### Directions:
Return only those lines of the material that contain "Persyaratan".
··· Task material
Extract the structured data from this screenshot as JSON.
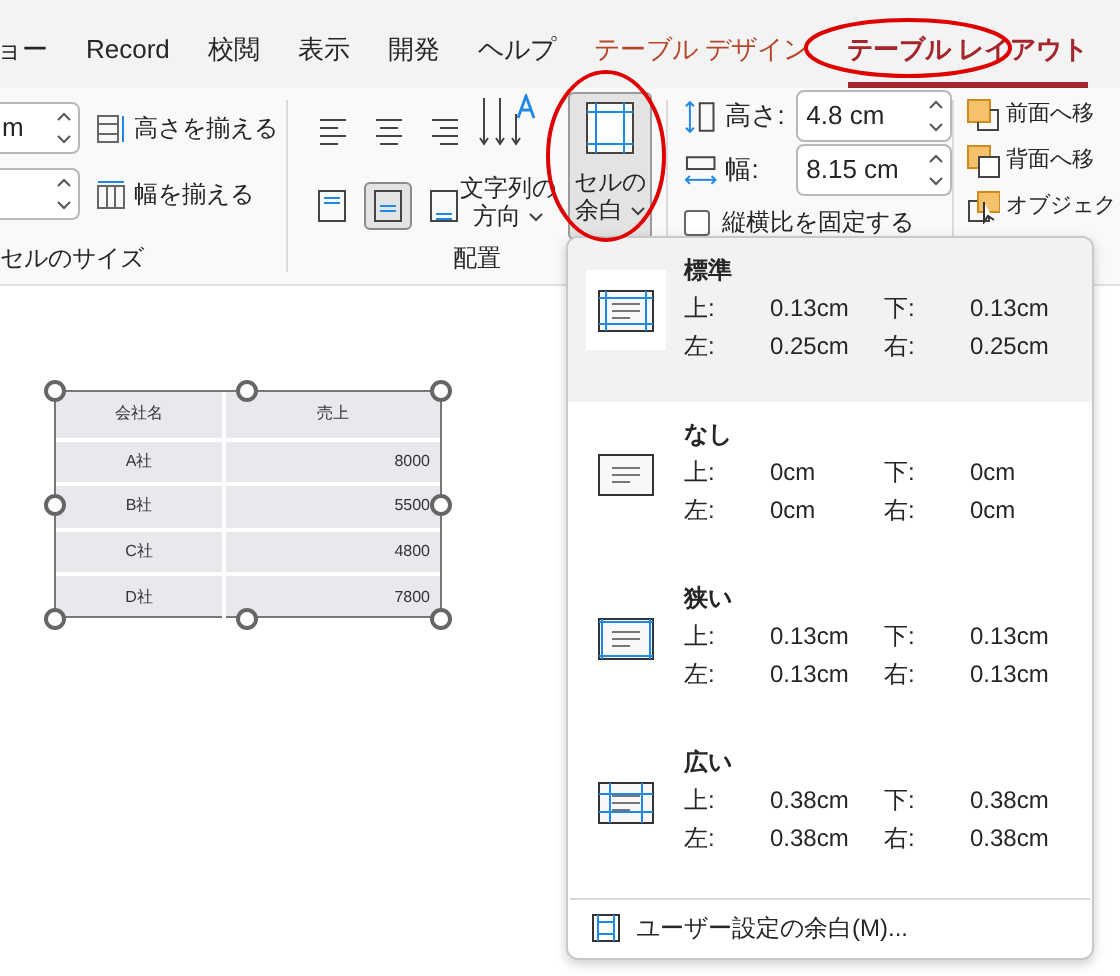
{
  "tabs": [
    {
      "label": "ョー",
      "selected": false,
      "kind": "normal"
    },
    {
      "label": "Record",
      "selected": false,
      "kind": "normal"
    },
    {
      "label": "校閲",
      "selected": false,
      "kind": "normal"
    },
    {
      "label": "表示",
      "selected": false,
      "kind": "normal"
    },
    {
      "label": "開発",
      "selected": false,
      "kind": "normal"
    },
    {
      "label": "ヘルプ",
      "selected": false,
      "kind": "normal"
    },
    {
      "label": "テーブル デザイン",
      "selected": false,
      "kind": "context"
    },
    {
      "label": "テーブル レイアウト",
      "selected": true,
      "kind": "context"
    }
  ],
  "cell_size": {
    "row_height_field": {
      "value": "m"
    },
    "distribute_rows": "高さを揃える",
    "distribute_columns": "幅を揃える",
    "label": "セルのサイズ"
  },
  "alignment": {
    "buttons": [
      {
        "kind": "left",
        "selected": false
      },
      {
        "kind": "center",
        "selected": false
      },
      {
        "kind": "right",
        "selected": false
      },
      {
        "kind": "top",
        "selected": false
      },
      {
        "kind": "middle",
        "selected": true
      },
      {
        "kind": "bottom",
        "selected": false
      }
    ],
    "text_direction": {
      "lines": [
        "文字列の",
        "方向"
      ]
    },
    "cell_margins": {
      "lines": [
        "セルの",
        "余白"
      ],
      "selected": true
    },
    "label": "配置"
  },
  "table_size": {
    "height": {
      "label": "高さ:",
      "value": "4.8 cm"
    },
    "width": {
      "label": "幅:",
      "value": "8.15 cm"
    },
    "lock_aspect": {
      "label": "縦横比を固定する",
      "checked": false
    }
  },
  "arrange": {
    "items": [
      "前面へ移",
      "背面へ移",
      "オブジェク"
    ]
  },
  "table": {
    "columns": [
      "会社名",
      "売上"
    ],
    "rows": [
      [
        "A社",
        "8000"
      ],
      [
        "B社",
        "5500"
      ],
      [
        "C社",
        "4800"
      ],
      [
        "D社",
        "7800"
      ]
    ]
  },
  "margin_menu": {
    "presets": [
      {
        "name": "標準",
        "kind": "normal",
        "selected": true,
        "top_label": "上:",
        "top": "0.13cm",
        "bottom_label": "下:",
        "bottom": "0.13cm",
        "left_label": "左:",
        "left": "0.25cm",
        "right_label": "右:",
        "right": "0.25cm"
      },
      {
        "name": "なし",
        "kind": "none",
        "selected": false,
        "top_label": "上:",
        "top": "0cm",
        "bottom_label": "下:",
        "bottom": "0cm",
        "left_label": "左:",
        "left": "0cm",
        "right_label": "右:",
        "right": "0cm"
      },
      {
        "name": "狭い",
        "kind": "narrow",
        "selected": false,
        "top_label": "上:",
        "top": "0.13cm",
        "bottom_label": "下:",
        "bottom": "0.13cm",
        "left_label": "左:",
        "left": "0.13cm",
        "right_label": "右:",
        "right": "0.13cm"
      },
      {
        "name": "広い",
        "kind": "wide",
        "selected": false,
        "top_label": "上:",
        "top": "0.38cm",
        "bottom_label": "下:",
        "bottom": "0.38cm",
        "left_label": "左:",
        "left": "0.38cm",
        "right_label": "右:",
        "right": "0.38cm"
      }
    ],
    "custom": {
      "label": "ユーザー設定の余白(M)..."
    }
  }
}
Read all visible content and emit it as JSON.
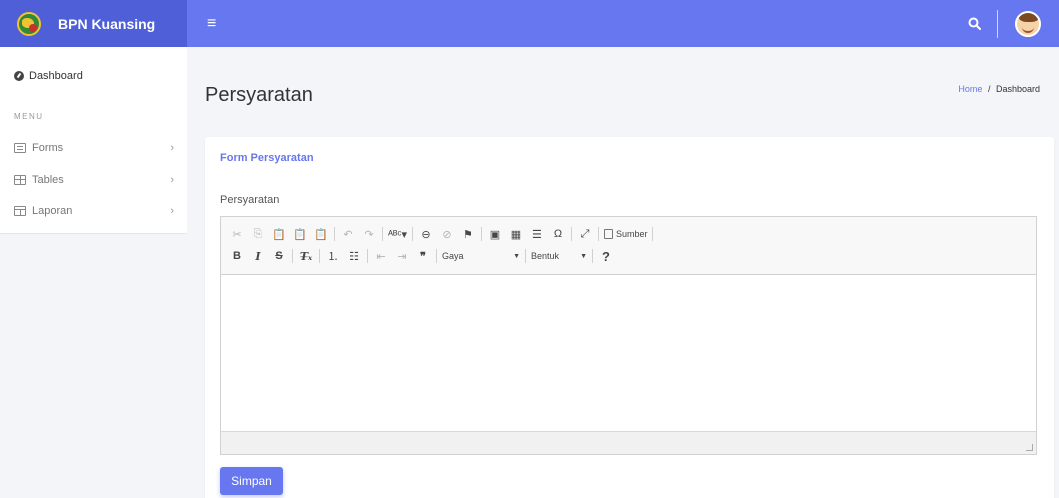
{
  "app": {
    "brand_name": "BPN Kuansing"
  },
  "topbar": {
    "menu_icon": "hamburger-icon",
    "search_icon": "search-icon",
    "avatar_icon": "user-avatar"
  },
  "sidebar": {
    "dashboard_label": "Dashboard",
    "menu_title": "MENU",
    "items": [
      {
        "label": "Forms",
        "icon": "form-icon"
      },
      {
        "label": "Tables",
        "icon": "table-icon"
      },
      {
        "label": "Laporan",
        "icon": "columns-icon"
      }
    ]
  },
  "page": {
    "title": "Persyaratan",
    "breadcrumb": {
      "home": "Home",
      "separator": "/",
      "current": "Dashboard"
    }
  },
  "form": {
    "card_title": "Form Persyaratan",
    "field_label": "Persyaratan",
    "editor": {
      "source_label": "Sumber",
      "style_combo": "Gaya",
      "format_combo": "Bentuk",
      "content": ""
    },
    "submit_label": "Simpan"
  },
  "colors": {
    "accent": "#6777ef",
    "brand_bg": "#4e5fd8",
    "page_bg": "#f4f5f9"
  }
}
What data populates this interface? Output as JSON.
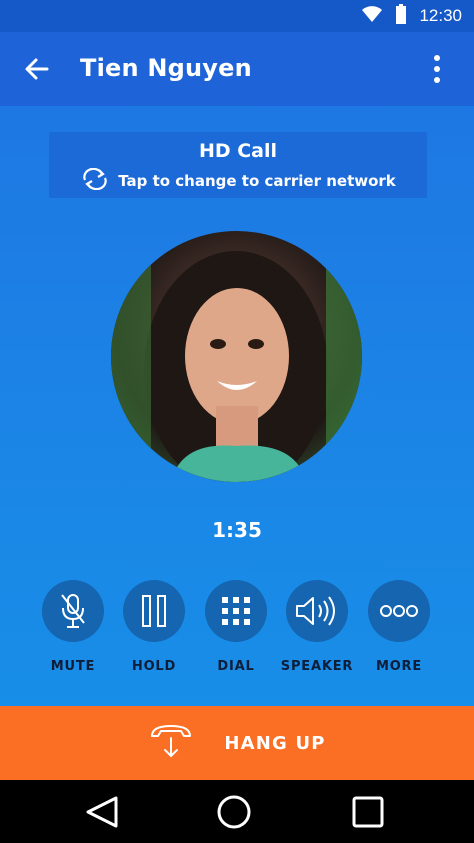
{
  "status_bar": {
    "time": "12:30",
    "icons": [
      "wifi-icon",
      "battery-icon"
    ]
  },
  "app_bar": {
    "title": "Tien Nguyen",
    "back_icon": "arrow-left-icon",
    "menu_icon": "more-vert-icon"
  },
  "hd_call": {
    "title": "HD Call",
    "subtitle": "Tap to change to carrier network",
    "icon": "sync-icon"
  },
  "call": {
    "duration": "1:35",
    "avatar": "contact-photo"
  },
  "controls": [
    {
      "label": "MUTE",
      "icon": "mic-off-icon"
    },
    {
      "label": "HOLD",
      "icon": "pause-icon"
    },
    {
      "label": "DIAL",
      "icon": "dialpad-icon"
    },
    {
      "label": "SPEAKER",
      "icon": "speaker-icon"
    },
    {
      "label": "MORE",
      "icon": "more-horiz-icon"
    }
  ],
  "hangup": {
    "label": "HANG UP",
    "icon": "hangup-icon"
  },
  "nav_bar": {
    "buttons": [
      "back-triangle-icon",
      "home-circle-icon",
      "recents-square-icon"
    ]
  },
  "colors": {
    "accent": "#1e64d8",
    "hangup": "#fb6f24",
    "control": "#1565b0"
  }
}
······
### Result of the task:
    "title": "Persyaratan",
    "card_title": "Form Persyaratan",
    "field_label": "Persyaratan",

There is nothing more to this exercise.